Life Extension Update
Tuesday October 4, 2011. The August, 2011 issue of the Journal of Internal Medicine published the findings of American researchers of a reduction in the incidence of high blood pressure in men and women who consumed higher amounts of long-chain omega-3 polyunsaturated fatty acids from fish. While the cardiovascular benefits of long-chain omega-3 fatty acids (which include EPA and DHA) are well known, the current research sought to determine potential interactions with the body's levels of selenium and mercury, elements that also occur in fish.
The study involved 4,508 men and women enrolled in 1985 in the ongoing Coronary Artery Risk Development in Young Adults (CARDIA) Study. Dr Ka He of the University of North Carolina in Chapel Hill and colleagues utilized responses to dietary questionnaires conducted upon enrollment and at the seven and twenty year follow-up examinations to determine average omega-3 fatty acid intake. Blood pressure was measured at all six follow-up visits, and incidences of high blood pressure or initiation of antihypertensive medication were noted. Selenium and mercury levels were determined by measuring the amounts contained in toenail clippings collected in 1987.
Dr He's team found a 35 percent lower adjusted risk of developing hypertension among men and women whose EPA and DHA levels were among the top 25 percent in comparison with those whose intake was among the lowest fourth. When the fatty acids were separately evaluated, DHA was associated with the greatest protective effect. The benefit for omega-3 fatty acids appeared to be greater among those with higher selenium and lower mercury levels.
"To the best of our knowledge, no study has investigated three-way interactions of selenium, mercury and long-chain omega-3 polyunsaturated fatty acids in relation to incidence of hypertension," the authors write. "The possible mechanisms explaining the modification of selenium and mercury on the antihypertensive effect of long-chain omega-3 polyunsaturated fatty acids may lie in that both selenium and mercury are somehow involved in the process of oxidative stress and cardiac function through the same pathway by which long-chain omega-3 polyunsaturated fatty acids regulate blood pressure."

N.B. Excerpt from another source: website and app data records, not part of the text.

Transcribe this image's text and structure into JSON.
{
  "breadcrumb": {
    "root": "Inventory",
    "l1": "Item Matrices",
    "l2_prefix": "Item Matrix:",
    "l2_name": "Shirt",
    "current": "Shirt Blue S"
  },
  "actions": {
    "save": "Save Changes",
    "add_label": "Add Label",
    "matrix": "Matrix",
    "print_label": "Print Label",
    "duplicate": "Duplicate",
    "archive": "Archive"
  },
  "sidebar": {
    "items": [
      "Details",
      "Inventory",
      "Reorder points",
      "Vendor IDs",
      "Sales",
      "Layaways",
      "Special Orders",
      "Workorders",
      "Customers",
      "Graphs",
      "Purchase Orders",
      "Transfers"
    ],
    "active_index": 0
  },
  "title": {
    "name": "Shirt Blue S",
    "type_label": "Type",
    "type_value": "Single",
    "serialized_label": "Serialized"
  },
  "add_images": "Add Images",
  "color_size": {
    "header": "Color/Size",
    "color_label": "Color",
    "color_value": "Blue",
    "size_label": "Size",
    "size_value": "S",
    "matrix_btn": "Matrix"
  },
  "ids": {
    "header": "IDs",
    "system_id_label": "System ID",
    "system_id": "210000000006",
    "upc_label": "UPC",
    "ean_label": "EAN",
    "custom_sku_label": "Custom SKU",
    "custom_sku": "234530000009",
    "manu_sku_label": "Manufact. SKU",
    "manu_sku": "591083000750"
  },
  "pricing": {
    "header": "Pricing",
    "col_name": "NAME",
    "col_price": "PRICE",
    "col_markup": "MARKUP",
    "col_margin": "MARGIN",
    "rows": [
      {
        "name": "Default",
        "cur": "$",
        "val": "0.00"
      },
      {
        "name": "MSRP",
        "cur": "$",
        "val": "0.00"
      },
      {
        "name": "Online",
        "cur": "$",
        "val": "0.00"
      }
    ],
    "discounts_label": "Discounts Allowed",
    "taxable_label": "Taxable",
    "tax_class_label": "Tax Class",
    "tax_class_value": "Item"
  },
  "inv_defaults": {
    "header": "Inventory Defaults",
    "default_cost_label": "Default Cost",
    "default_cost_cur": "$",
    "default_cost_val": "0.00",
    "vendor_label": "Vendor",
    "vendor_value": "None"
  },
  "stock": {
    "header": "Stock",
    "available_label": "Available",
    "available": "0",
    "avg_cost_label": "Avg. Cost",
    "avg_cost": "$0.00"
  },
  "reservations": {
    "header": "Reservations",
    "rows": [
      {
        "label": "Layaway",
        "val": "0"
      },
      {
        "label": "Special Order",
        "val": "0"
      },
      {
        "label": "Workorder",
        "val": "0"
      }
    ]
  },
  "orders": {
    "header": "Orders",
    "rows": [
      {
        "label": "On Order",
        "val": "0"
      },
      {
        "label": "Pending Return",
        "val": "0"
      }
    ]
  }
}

"Additional studies are warranted to elucidate the complex interactions amongst selenium, mercury and long-chain omega-3 polyunsaturated fatty acids, three important components in fish, in terms of hypertension prevention," they conclude.
This supplement should be taken in conjunction with a healthy diet and regular exercise program. Individual results are not guaranteed and results may vary.
**This offer good one time only. Shipping fees, Life Extension Magazine® subscriptions, CHOICE and Premier program fees, and purchases made with LE Dollars or gift cards do not count toward your order total. Your purchase must total $100 or more in a single order for the $10 discount to apply. Standard shipping and handling (regularly $5.50) in the U.S., includes Alaska and Hawaii.
The information provided on this site is for informational purposes only and is not intended as a substitute for advice from your physician or other health care professional or any information contained on or in any product label or packaging. You should not use the information on this site for diagnosis or treatment of any health problem or for prescription of any medication or other treatment. You should consult with a healthcare professional before starting any diet, exercise or supplementation program, before taking any medication, or if you have or suspect you might have a health problem. You should not stop taking any medication without first consulting your physician.
If you are not 100% satisfied with any purchase made directly from Life Extension®, just return your purchase within 12 months of original purchase date and we will either replace the product for you, credit your original payment method or credit your Life Extension account for the full amount of the original purchase price (less shipping and handling).
These statements have not been evaluated by the Food and Drug Administration.
These products are not intended to diagnose, treat, cure, or prevent any disease.